Data supplied =

=== Section Start ===

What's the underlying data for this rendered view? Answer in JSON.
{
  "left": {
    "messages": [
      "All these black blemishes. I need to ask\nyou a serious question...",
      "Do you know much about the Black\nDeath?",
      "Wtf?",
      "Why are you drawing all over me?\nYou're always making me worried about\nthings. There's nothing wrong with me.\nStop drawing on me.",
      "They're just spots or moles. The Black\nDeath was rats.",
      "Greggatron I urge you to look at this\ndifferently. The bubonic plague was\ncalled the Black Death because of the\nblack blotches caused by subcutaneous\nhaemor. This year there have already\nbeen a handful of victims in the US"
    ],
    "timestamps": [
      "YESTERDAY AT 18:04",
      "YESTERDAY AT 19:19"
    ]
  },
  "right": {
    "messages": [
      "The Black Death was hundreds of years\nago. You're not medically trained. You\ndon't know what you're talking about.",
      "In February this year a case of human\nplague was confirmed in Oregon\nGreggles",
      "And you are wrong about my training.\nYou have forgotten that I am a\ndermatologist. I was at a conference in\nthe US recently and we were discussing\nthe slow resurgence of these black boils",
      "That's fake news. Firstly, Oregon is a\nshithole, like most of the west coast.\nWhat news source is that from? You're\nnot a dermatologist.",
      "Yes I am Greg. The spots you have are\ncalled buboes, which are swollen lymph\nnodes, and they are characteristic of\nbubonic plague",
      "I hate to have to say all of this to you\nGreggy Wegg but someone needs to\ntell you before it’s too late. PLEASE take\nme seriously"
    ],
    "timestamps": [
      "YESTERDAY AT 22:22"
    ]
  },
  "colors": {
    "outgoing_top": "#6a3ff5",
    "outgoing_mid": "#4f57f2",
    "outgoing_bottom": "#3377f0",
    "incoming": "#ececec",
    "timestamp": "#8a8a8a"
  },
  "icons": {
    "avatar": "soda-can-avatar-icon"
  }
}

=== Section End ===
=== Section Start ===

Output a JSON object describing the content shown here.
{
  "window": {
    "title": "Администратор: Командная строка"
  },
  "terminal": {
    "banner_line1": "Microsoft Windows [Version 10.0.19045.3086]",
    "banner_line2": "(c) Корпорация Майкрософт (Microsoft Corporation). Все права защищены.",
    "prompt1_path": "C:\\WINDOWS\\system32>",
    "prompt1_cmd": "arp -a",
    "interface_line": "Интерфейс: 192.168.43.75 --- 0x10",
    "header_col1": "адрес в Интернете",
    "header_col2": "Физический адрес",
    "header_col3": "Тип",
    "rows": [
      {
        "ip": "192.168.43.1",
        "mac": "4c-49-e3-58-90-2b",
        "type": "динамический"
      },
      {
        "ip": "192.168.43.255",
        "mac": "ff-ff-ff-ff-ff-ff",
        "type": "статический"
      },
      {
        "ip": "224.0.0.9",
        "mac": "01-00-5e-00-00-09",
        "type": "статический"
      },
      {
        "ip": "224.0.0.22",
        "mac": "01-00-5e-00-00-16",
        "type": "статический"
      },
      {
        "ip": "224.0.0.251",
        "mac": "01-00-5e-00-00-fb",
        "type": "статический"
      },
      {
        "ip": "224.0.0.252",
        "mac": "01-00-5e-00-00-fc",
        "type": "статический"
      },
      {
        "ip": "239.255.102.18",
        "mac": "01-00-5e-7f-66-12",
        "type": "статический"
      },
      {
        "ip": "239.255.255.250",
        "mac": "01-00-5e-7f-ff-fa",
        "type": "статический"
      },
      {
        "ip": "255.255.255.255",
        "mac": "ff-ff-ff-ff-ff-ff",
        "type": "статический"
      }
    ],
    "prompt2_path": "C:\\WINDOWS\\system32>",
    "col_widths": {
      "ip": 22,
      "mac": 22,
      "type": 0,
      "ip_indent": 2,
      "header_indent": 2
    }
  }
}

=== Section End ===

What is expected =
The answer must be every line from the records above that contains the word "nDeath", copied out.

Exercise solution =
      "Do you know much about the Black\nDeath?",
      "They're just spots or moles. The Black\nDeath was rats.",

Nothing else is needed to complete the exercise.